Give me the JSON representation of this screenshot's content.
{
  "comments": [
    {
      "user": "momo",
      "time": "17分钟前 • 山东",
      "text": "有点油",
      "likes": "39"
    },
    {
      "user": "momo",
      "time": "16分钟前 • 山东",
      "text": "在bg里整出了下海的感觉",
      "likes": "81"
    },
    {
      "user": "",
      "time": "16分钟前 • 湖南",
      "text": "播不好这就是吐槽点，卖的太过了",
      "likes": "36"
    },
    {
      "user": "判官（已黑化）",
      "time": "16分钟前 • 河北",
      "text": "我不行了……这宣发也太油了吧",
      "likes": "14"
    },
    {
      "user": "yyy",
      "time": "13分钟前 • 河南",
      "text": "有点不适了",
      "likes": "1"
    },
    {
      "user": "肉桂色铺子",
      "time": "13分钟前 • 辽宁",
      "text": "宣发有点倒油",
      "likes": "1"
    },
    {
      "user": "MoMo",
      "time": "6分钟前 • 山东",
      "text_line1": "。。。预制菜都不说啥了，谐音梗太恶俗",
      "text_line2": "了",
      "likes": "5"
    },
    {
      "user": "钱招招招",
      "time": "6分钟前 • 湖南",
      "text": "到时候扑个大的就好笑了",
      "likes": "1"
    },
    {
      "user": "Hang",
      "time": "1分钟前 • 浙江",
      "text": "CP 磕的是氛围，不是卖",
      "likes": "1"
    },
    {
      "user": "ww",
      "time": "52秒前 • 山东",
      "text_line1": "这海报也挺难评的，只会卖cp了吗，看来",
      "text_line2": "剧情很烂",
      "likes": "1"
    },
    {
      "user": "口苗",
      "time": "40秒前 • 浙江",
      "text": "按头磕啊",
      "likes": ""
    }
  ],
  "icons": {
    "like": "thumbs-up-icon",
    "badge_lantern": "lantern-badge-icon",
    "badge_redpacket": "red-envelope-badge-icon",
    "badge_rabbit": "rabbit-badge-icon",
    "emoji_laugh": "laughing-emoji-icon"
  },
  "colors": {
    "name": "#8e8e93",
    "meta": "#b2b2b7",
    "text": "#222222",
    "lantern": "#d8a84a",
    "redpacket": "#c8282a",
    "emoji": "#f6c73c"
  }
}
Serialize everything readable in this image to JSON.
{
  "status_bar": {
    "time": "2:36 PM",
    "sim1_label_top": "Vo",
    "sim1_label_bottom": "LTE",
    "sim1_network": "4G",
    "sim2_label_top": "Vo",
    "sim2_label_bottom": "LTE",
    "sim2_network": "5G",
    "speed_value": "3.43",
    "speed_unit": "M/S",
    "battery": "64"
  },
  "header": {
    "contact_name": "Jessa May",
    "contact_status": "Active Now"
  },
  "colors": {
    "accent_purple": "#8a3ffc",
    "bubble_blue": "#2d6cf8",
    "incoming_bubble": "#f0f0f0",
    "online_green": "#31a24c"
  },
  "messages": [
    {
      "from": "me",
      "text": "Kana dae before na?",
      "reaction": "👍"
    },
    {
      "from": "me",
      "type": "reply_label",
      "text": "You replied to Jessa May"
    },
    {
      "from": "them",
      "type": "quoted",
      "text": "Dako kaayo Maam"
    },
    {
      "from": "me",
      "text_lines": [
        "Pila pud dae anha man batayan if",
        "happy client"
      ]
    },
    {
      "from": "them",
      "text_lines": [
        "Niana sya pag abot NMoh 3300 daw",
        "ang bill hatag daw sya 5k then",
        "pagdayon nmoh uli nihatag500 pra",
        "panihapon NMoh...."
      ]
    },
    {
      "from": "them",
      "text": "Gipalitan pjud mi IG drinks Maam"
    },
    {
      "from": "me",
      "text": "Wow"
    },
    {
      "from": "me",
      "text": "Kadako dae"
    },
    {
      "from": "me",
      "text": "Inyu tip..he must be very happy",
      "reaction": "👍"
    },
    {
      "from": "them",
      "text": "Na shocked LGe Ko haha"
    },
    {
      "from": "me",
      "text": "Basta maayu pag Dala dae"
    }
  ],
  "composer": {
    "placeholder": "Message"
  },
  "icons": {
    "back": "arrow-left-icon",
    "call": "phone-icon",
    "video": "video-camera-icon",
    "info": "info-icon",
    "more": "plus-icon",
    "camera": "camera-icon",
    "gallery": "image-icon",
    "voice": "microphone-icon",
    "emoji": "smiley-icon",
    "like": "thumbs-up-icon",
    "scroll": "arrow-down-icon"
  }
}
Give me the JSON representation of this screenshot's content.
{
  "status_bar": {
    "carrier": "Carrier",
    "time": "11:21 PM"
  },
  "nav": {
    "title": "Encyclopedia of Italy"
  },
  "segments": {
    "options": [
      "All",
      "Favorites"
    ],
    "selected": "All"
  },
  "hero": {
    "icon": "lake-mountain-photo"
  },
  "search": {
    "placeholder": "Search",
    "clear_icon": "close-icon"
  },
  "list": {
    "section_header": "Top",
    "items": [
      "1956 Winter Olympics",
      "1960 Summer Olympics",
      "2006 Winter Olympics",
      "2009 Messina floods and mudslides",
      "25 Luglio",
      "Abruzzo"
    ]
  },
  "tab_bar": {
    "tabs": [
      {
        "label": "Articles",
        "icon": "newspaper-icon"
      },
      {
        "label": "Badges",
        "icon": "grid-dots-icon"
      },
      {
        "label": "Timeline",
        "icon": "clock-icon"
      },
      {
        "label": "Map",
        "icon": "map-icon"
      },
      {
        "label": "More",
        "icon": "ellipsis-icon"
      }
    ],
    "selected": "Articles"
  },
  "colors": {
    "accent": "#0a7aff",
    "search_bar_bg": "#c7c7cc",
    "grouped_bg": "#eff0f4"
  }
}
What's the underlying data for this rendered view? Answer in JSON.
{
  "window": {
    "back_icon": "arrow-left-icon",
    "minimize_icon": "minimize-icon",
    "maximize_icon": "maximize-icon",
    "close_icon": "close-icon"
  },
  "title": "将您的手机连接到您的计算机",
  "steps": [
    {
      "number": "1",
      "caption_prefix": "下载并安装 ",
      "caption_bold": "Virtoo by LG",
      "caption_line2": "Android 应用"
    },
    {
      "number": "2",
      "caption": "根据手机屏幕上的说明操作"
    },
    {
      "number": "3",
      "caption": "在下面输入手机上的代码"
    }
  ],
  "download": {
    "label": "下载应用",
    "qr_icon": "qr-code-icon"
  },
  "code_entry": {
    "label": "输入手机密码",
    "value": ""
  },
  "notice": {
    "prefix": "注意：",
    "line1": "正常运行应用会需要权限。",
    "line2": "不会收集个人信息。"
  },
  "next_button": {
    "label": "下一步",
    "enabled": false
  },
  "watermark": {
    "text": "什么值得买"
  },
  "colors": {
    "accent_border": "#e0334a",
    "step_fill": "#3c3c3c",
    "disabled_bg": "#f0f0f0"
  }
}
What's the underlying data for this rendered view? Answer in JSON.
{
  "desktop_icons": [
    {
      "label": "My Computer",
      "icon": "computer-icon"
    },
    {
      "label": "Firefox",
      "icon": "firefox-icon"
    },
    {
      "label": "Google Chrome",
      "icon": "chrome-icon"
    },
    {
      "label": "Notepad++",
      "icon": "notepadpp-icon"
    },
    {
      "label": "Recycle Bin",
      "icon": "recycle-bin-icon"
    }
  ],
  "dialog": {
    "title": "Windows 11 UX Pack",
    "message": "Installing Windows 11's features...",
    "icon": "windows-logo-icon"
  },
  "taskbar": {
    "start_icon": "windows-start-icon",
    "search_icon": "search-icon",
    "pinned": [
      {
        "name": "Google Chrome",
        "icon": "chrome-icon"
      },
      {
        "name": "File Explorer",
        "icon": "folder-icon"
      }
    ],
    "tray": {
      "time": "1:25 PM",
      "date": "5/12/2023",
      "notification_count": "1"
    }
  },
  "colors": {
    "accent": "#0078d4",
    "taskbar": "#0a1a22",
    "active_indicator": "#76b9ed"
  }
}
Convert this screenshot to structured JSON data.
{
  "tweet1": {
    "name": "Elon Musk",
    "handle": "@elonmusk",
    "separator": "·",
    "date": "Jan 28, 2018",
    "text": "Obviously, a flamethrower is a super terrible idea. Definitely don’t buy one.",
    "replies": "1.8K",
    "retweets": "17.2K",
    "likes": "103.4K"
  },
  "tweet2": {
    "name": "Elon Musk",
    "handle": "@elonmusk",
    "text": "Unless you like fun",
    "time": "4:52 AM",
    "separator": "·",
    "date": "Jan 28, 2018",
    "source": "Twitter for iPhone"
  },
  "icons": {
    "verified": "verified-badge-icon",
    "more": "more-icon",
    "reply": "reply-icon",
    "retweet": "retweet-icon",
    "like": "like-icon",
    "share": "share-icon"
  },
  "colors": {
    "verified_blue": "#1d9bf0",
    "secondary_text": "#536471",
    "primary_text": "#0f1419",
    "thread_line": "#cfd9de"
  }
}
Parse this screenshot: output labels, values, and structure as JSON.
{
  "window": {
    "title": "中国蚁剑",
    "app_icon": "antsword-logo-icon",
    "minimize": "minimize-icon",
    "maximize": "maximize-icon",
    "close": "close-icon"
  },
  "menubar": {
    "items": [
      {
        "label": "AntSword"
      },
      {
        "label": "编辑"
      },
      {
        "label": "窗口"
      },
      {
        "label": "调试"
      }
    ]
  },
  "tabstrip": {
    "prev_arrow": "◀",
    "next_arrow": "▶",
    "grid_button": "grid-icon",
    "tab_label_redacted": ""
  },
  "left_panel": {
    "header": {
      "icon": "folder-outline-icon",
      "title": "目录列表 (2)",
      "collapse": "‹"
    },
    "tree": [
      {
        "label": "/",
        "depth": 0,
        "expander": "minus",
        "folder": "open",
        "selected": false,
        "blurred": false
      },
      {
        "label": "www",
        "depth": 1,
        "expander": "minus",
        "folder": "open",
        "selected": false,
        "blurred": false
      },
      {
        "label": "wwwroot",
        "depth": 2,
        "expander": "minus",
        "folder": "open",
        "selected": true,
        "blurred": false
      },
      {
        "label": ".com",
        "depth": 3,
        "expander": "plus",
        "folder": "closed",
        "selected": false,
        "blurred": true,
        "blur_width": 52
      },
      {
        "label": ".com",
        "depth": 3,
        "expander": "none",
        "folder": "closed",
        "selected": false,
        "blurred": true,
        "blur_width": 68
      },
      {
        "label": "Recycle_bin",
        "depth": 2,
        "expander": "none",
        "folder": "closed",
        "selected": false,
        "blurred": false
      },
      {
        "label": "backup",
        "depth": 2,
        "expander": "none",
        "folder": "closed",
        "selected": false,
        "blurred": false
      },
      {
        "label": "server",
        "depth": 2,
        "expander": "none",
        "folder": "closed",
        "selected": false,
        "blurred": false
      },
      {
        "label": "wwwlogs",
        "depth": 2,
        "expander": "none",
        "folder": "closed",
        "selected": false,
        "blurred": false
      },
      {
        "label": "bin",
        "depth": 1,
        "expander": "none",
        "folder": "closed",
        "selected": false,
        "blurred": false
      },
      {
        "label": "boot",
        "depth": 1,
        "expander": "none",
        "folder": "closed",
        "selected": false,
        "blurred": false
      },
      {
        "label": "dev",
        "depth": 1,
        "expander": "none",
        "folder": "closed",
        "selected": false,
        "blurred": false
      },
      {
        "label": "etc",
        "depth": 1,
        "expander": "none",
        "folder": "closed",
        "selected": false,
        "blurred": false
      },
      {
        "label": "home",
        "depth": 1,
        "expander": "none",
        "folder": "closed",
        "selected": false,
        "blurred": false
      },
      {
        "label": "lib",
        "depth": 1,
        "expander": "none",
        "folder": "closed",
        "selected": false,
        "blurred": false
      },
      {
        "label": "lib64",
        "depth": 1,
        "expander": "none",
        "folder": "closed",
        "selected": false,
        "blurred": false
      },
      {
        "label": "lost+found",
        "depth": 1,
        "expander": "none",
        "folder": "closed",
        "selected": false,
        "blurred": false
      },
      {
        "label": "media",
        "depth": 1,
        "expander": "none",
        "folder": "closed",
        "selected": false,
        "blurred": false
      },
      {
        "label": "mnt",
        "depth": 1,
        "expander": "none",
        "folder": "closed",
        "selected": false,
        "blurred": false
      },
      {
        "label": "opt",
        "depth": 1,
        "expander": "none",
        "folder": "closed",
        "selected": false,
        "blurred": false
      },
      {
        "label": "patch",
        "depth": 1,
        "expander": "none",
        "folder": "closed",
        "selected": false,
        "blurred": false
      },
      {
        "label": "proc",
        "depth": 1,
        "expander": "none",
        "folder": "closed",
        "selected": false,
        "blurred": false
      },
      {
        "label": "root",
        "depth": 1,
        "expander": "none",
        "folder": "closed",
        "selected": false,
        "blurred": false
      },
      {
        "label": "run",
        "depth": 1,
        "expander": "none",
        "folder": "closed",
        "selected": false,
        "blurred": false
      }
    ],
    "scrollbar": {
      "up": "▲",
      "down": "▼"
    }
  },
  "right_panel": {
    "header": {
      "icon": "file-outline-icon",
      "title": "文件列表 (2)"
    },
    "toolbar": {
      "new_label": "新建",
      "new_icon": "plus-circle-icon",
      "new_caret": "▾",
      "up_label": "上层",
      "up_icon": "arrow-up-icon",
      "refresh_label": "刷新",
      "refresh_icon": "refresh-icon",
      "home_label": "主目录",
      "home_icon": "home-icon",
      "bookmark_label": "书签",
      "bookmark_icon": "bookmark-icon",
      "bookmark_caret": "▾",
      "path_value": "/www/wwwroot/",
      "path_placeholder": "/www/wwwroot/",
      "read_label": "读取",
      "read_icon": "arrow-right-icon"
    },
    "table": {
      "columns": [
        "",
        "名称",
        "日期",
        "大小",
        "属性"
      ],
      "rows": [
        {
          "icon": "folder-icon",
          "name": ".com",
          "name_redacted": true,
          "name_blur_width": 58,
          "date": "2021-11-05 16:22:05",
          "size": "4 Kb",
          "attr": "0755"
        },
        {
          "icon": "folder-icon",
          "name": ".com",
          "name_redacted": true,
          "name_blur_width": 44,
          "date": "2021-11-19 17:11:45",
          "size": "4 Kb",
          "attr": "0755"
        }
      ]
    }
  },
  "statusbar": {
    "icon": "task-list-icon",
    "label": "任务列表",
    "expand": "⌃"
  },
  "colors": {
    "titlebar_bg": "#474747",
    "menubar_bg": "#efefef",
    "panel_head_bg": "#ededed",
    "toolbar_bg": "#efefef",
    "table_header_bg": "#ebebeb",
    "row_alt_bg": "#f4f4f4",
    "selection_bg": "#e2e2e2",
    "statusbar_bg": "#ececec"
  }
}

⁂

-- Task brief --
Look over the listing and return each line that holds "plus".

-- Task response --
    "more": "plus-icon",
        "expander": "plus",
      "new_icon": "plus-circle-icon",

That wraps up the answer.